A treatment plan will be proposed based upon the history, examination and the results of a duplex ultrasound map. Patients with varicose veins should always have an ultrasound map before any intervention or treatment. Insurance companies usually cover the cost of this depending on the policy type and where medical necessity criteria apply.

When to seek treatment

Veins and their early symptoms can be uncomfortable, which can limit your everyday activities. Acting early before varicose veins start to bulge and symptoms worsen is worthwhile for your health and wellbeing. We offer vein assessments without referral from your GP.  The diagnosis is made via a Doctor’s assessment and Ultrasound examination done on site at the Skin Institute clinic. The most appropriate treatment will be recommended based on the findings of this assessment.

Thankfully, the majority of vein conditions can now be treated without surgery the current published research clearly identifies the most appropriate treatments now are not surgical,” Mr Stephen Benson, General Surgeon, says. In fact, the long-term effectiveness of non-surgical treatment of veins is over 90%, compared to surgical methods that have a long-term effectiveness of less than 70%.

Next steps for booking a treatment…

  • Phone 0800 754 637

    The team will be able to assist you with a booking at your nearest Skin Institute clinic offering treatment for varicose veins.


Easy ways to pay

At Skin Institute, we accept cash, Eftpos or credit cards. There are also easy ways to spread your payments with QCard or Afterpay.

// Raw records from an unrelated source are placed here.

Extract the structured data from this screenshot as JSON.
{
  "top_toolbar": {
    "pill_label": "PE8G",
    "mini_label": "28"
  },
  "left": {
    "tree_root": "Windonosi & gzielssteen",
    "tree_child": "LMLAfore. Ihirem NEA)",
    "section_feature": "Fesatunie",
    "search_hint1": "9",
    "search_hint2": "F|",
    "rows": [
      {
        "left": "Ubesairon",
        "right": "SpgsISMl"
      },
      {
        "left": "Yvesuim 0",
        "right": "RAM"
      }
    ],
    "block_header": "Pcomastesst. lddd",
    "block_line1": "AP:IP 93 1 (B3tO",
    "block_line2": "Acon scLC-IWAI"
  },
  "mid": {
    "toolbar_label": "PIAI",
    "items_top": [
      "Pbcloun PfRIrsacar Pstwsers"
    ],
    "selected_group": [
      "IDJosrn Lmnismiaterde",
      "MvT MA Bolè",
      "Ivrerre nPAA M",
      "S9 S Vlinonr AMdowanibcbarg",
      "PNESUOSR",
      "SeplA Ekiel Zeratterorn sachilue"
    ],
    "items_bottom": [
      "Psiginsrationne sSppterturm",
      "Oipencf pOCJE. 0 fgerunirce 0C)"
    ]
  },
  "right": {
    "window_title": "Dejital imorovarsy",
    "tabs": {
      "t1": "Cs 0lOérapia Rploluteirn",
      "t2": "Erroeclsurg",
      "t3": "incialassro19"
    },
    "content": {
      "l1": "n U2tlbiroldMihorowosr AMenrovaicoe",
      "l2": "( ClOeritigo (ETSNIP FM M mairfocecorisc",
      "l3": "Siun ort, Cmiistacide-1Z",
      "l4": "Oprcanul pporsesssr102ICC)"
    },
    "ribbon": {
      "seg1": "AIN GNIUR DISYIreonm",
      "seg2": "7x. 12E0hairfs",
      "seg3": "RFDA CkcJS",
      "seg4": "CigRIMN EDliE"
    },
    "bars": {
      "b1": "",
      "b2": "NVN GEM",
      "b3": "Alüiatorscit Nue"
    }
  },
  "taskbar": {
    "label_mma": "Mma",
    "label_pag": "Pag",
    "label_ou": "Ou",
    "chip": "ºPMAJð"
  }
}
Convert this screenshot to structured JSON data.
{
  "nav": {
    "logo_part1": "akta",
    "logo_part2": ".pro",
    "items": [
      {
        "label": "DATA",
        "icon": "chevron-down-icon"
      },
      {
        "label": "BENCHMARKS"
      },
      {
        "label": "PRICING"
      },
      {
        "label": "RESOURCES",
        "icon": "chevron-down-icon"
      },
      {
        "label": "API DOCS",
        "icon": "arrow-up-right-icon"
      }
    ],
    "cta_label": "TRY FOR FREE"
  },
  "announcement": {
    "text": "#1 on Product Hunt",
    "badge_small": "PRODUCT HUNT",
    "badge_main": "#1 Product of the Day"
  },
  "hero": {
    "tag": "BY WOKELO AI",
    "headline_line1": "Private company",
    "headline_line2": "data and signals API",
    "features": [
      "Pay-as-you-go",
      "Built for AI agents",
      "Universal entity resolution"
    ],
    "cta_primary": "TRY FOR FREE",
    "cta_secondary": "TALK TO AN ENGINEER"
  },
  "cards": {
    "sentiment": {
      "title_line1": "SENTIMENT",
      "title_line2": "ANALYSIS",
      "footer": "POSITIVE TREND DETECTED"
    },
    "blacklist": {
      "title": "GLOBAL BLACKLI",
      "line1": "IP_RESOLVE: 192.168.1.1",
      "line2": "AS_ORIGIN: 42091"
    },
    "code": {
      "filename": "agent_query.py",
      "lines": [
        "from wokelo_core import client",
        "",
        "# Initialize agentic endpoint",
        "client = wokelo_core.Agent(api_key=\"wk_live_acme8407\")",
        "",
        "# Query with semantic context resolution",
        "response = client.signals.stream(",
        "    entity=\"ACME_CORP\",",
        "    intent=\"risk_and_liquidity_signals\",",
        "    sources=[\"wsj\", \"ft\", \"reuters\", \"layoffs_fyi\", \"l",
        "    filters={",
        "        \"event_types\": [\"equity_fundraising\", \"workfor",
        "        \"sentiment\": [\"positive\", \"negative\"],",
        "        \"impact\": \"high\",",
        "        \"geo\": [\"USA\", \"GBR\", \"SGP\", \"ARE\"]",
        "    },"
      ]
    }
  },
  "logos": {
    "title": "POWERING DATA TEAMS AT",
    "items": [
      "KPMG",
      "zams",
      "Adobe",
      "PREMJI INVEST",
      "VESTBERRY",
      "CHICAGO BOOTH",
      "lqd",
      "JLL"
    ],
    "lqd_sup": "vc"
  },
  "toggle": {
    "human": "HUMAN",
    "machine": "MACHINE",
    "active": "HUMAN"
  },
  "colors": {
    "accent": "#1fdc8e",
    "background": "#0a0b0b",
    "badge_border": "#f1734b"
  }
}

We are also a Southern Cross Affiliated Provider for procedures where medical necessity and criteria are met.